One of the more confusing aspects associated with putting is green reading. The most common problem I see golfers make is significantly under-reading the break. This is always evident when I play in a scramble tournament with a few amateurs. During a scramble, the group plays collectively as a "team" from the position of the group's most favorable shot. As it relates to putting, the "team" aspect really kicks in as players strategize to find the perfect line. Without fail, the amount of break or "read" is often very minimal. I hear a lot of "right edge," "left edge" or a "cup" out. The reality is, putts break a lot more than the eyes naturally see. In fact, research has shown most golfers tend to under read putts by up to 75 percent.

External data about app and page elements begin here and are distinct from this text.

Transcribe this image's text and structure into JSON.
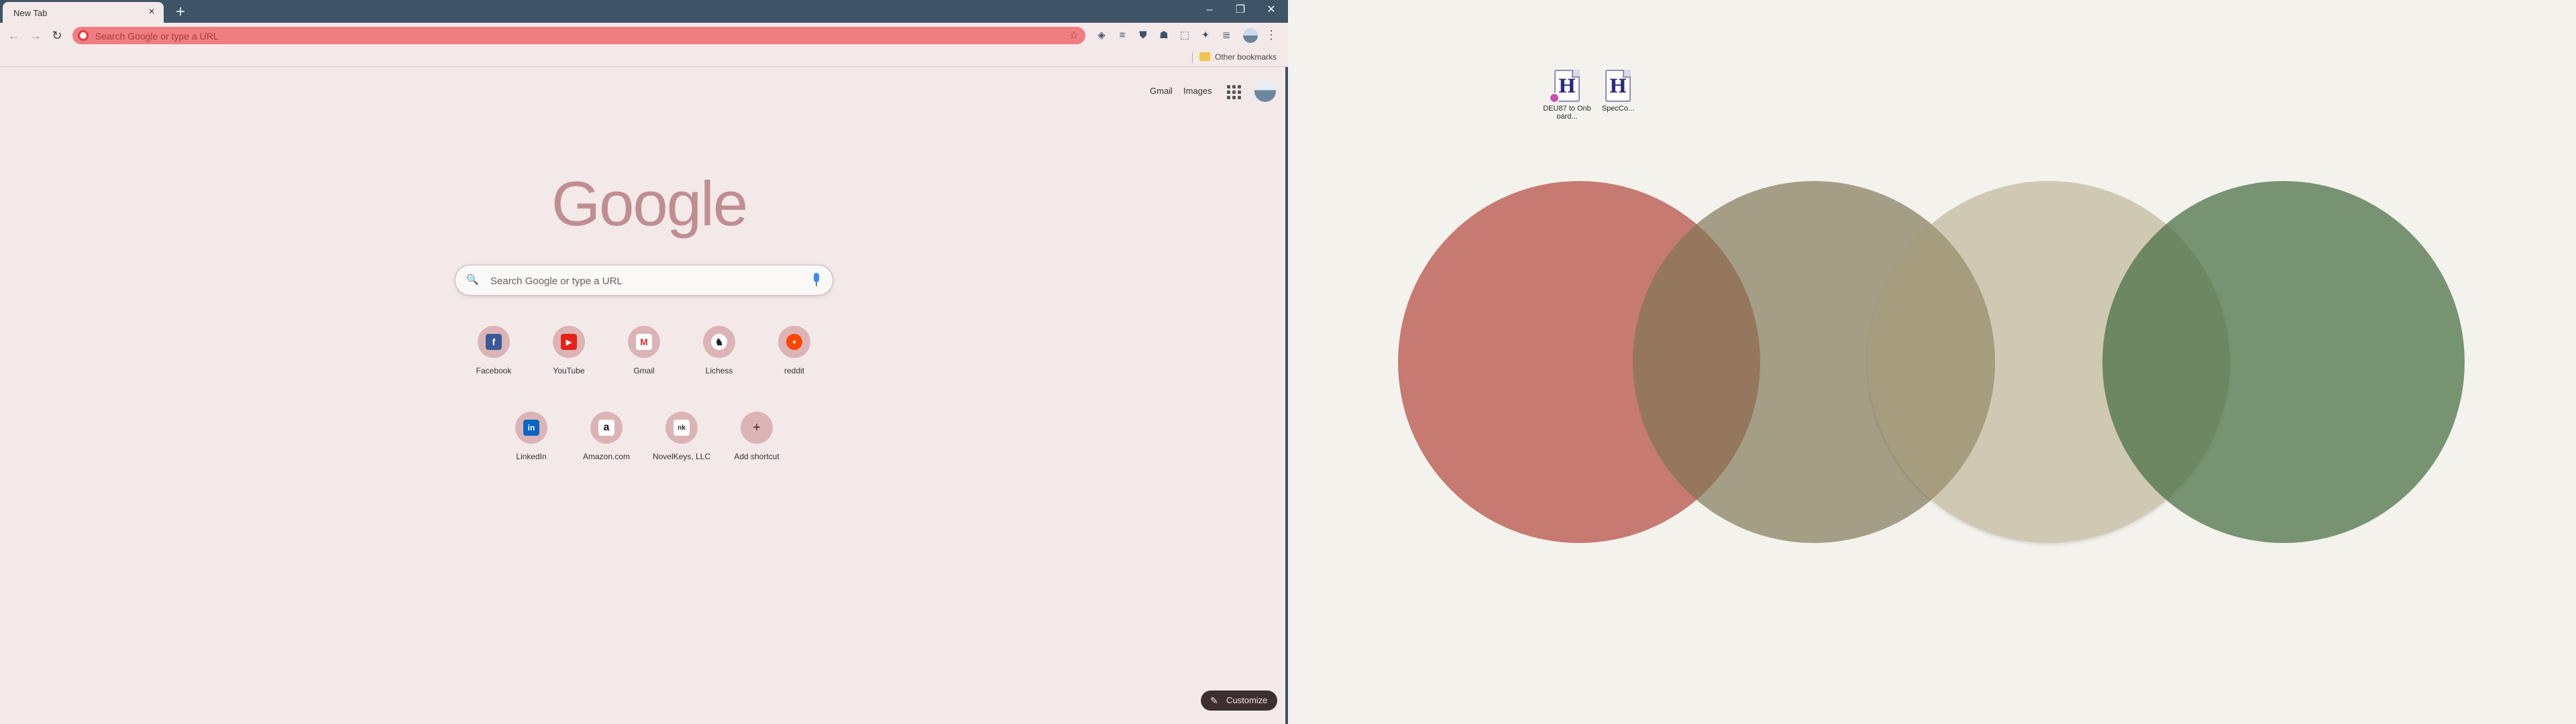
{
  "browser": {
    "tab": {
      "title": "New Tab",
      "close": "×"
    },
    "new_tab": "+",
    "window_controls": {
      "minimize": "–",
      "maximize": "❐",
      "close": "✕"
    },
    "nav": {
      "back": "←",
      "forward": "→",
      "reload": "↻"
    },
    "omnibox": {
      "placeholder": "Search Google or type a URL",
      "star": "☆"
    },
    "extensions": [
      "◈",
      "≡",
      "⛊",
      "☗",
      "⬚",
      "✦",
      "≣"
    ],
    "menu": "⋮",
    "bookmarks": {
      "other": "Other bookmarks"
    }
  },
  "ntp": {
    "links": {
      "gmail": "Gmail",
      "images": "Images"
    },
    "logo": {
      "letters": [
        "G",
        "o",
        "o",
        "g",
        "l",
        "e"
      ]
    },
    "search": {
      "icon": "🔍",
      "placeholder": "Search Google or type a URL"
    },
    "shortcuts": [
      {
        "label": "Facebook",
        "glyph": "f",
        "color": "#3b5998"
      },
      {
        "label": "YouTube",
        "glyph": "▶",
        "color": "#e62117"
      },
      {
        "label": "Gmail",
        "glyph": "M",
        "color": "#ffffff"
      },
      {
        "label": "Lichess",
        "glyph": "♞",
        "color": "#ffffff"
      },
      {
        "label": "reddit",
        "glyph": "●",
        "color": "#ff4500"
      },
      {
        "label": "LinkedIn",
        "glyph": "in",
        "color": "#0a66c2"
      },
      {
        "label": "Amazon.com",
        "glyph": "a",
        "color": "#ffffff"
      },
      {
        "label": "NovelKeys, LLC",
        "glyph": "nk",
        "color": "#ffffff"
      },
      {
        "label": "Add shortcut",
        "glyph": "+",
        "color": "#dcb4b5"
      }
    ],
    "customize": {
      "label": "Customize",
      "icon": "✎"
    }
  },
  "desktop": {
    "icons": [
      {
        "label": "DEU87 to Onboard...",
        "glyph": "H"
      },
      {
        "label": "SpecCo...",
        "glyph": "H"
      }
    ]
  },
  "colors": {
    "titlebar": "#3f5466",
    "page_bg": "#f3e9e9",
    "omnibox": "#f07d82",
    "circle_red": "#c87a72",
    "circle_olive": "#a49f86",
    "circle_tan": "#d2cab6",
    "circle_green": "#768e6e"
  }
}
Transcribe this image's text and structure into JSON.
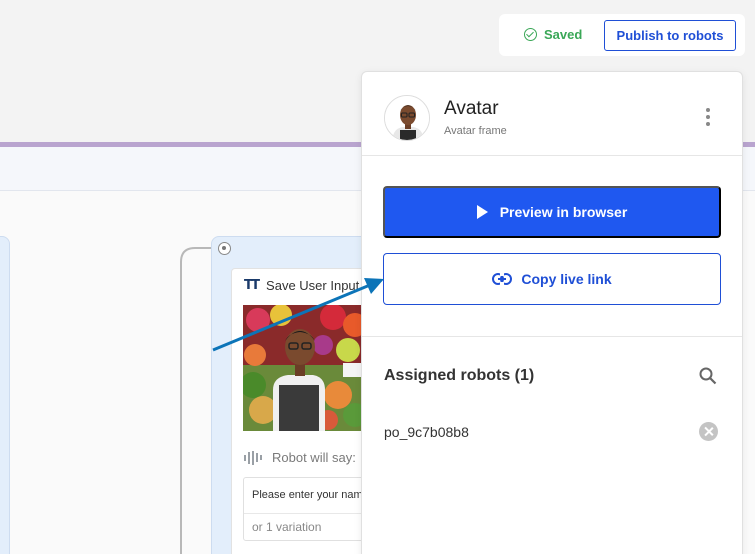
{
  "status": {
    "saved_label": "Saved",
    "publish_label": "Publish to robots"
  },
  "flow_node": {
    "title": "Save User Input",
    "robot_say_label": "Robot will say:",
    "say_text": "Please enter your name",
    "variations": "or 1 variation"
  },
  "panel": {
    "title": "Avatar",
    "subtitle": "Avatar frame",
    "preview_label": "Preview in browser",
    "copy_label": "Copy live link",
    "assigned_title": "Assigned robots (1)",
    "robots": [
      {
        "id": "po_9c7b08b8"
      }
    ]
  },
  "colors": {
    "accent": "#1f58f0",
    "outline": "#1f4fd6",
    "saved": "#3aa757",
    "arrow": "#0c74b8",
    "header_stripe": "#b9a4cf"
  },
  "icons": [
    "check-circle-icon",
    "kebab-menu-icon",
    "play-icon",
    "link-icon",
    "search-icon",
    "remove-icon",
    "text-type-icon",
    "audio-wave-icon",
    "annotation-arrow"
  ]
}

I learned a lot about reading greens during my years coaching for Dave Pelz. Part of the learning process was demonstrating just how far off a person's read actually was. I always loved setting up a test putt for a big group. I'd pick a putt with about three to four feet of break and then let each individual offer their best guess. In the hundreds of times doing this exercise, I don't believe a single person ever nailed the exact break. Like the research suggests, most were at or below the 25 percent line.
Does being a lousy green reader make you a terrible putter? Not necessarily. In order to make putts, you simply have to be able to compensate to maneuver the ball to the proper line. As it turns out, some people are just better at compensating than others. During my time at the Pelz school we tested a number of tour players who didn't read greens much better than the average Joe. Still they putted pretty darn good. One player, after learning how far off he was, remembered how as a kid he would play the course early in the morning before the greens had been mowed. He said he would make putts, but would then be surprised at how the ball's track mark through the morning dew was always way higher than he had intended. I found this to be a pretty cool point that I remembered experiencing as well.
So what's the best way to improve your putting? For the majority of my clients, I start with learning how to create a quality roll that lends itself to reasonable distance control. Next is learning how to better understand the slope for a more accurate read. The final step is tuning up issues associated with direction. Why is direction last? If you're not consistently seeing the proper line, a repeatable directional pattern is of no use.
Putting will always be a combination of art, science, emotion and adjustment. As it relates to finding a better read, there are even some cool new strategies, such as "AimPoint," you might want to check out that are actively getting players more engaged with developing this vital skill.
Spend a little time trying this week's exercise and you can count your green-reading challenge as complete.
Improve Green Reading Skills
Make More Putts